Complicating is that there are many timeouts because of the long running PDF generations. Either there are transaction timeouts or, when the transaction timeout is increased, the WebLogic throws stuck threads timeouts when the execution of an MDB takes too much time. Such an timeout aborts the PDF generation, the initial JMS message is put back on the queue and over the time the amount of JMS messages is increased. Of course I can increase the transaction and stuck thread timeout. But what is a reasonable value here? 20 minutes? 30 minutes? There’s no way that’s a realistic scenario.

The root of all evil is that we are forced to use the JAXB implementation EclipseLink MOXy 2.4.2 in WebLogic 12.1.2. The next WebLogic release 12.1.3 comes with EclipseLink MOXy 2.5.2 and when we deploy our application on that WebLogic version the PDF generation is done again in a few seconds. To solve our problem there are three options:

  1. Get rid of docx4j and use another library for PDF generation which is not heavely based on JAXB.

  2. Update the WebLogic application server from 12.1.2 to 12.1.3

  3. Change the JAXB implementation inside of the WebLogic 12.1.2.

The first two solutions make the most sense, but they are not implemented quickly. To change the library of our PDF generation means a lot of coding and testing. And to update the application server also means a lot of testing. The third solution is definitely the dirtiest but also the fastest solution.

Change the JAXB implementation in WebLogic 12.1.2

I see two ways to ways to change EclipseLink MOXy 2.4.2 to EclipseLink MOXy 2.5.2 in WebLogic 12.1.2.

  1. SharedLibrary
    The WebLogic supports a concept called Shared Library. We have to create a new deployable artifact (e.g. an EAR file) which only contains the new EclipseLink version. This EAR is deployed to the WebLogic and our real application references this SharedLibrary with a <library-ref> in the deployment descriptor weblogic-application.xml
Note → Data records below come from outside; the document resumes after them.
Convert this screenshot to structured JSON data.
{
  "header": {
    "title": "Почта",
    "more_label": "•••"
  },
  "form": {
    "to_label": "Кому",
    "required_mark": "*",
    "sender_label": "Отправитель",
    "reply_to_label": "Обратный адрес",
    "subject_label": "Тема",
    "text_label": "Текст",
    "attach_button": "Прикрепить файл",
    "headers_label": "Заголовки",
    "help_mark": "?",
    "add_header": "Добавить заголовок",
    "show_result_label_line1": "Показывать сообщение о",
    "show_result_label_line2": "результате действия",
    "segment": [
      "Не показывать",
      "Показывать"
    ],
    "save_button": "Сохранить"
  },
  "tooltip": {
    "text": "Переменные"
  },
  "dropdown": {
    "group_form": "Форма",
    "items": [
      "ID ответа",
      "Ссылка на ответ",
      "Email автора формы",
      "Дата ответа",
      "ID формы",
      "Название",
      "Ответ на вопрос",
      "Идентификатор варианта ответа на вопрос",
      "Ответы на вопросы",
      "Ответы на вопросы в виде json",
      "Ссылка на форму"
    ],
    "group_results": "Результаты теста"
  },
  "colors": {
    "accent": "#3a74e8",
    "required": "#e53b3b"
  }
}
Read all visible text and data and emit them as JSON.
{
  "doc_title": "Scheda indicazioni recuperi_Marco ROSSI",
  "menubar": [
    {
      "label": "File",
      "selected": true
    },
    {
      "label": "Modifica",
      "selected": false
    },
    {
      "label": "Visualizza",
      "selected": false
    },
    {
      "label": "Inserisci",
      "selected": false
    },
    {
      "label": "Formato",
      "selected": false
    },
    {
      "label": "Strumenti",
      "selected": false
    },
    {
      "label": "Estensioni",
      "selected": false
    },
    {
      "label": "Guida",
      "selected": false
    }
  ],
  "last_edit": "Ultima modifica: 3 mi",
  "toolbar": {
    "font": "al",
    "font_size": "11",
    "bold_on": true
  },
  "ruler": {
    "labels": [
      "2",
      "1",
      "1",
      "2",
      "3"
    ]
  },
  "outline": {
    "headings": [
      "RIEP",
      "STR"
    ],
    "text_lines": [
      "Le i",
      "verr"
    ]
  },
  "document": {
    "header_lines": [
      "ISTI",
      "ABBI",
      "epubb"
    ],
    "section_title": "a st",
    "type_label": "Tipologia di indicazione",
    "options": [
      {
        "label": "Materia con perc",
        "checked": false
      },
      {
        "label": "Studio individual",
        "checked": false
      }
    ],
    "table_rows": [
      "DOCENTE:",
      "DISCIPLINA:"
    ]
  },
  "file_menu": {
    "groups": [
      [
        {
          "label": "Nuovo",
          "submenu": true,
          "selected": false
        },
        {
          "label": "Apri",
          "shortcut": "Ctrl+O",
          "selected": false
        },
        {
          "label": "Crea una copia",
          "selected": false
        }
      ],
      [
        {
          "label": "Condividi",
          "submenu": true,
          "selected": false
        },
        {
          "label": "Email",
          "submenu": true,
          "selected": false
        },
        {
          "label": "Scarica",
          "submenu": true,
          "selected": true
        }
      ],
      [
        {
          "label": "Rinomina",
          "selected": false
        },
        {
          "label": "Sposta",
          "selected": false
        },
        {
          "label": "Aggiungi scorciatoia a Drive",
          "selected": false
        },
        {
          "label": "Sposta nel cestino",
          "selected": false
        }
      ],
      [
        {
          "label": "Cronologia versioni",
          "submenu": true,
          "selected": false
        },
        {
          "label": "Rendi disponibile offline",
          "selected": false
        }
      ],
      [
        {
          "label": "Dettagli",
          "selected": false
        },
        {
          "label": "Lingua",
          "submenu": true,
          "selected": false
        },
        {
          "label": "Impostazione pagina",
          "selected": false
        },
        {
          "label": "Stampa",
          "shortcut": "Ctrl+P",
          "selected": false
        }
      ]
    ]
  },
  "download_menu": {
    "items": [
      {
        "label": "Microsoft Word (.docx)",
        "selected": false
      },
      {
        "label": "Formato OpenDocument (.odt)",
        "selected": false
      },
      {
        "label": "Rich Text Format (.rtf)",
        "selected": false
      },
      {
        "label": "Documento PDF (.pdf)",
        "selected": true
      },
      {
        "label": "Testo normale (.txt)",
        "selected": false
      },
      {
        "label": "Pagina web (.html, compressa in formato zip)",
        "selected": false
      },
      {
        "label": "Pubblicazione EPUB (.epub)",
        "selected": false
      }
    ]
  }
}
  2. APP-INF/lib
    At the EAR level of our application we create a APP-INF/lib directory which contains the new eclipselink.jar. WebLogic uses an system and an application classloader and normally classes loaded by the system classloader are preferred. This means the EclipseLink version provided by the container is used by default. To enforce to load classes from the application classloader, and therefore use the EclipseLink version form our APP-INF/lib directory, we need to set <prefer-application-packages> in the weblogic-application.xml deployment descriptor.

In my case I implemented the APP-INF/lib solution and it worked.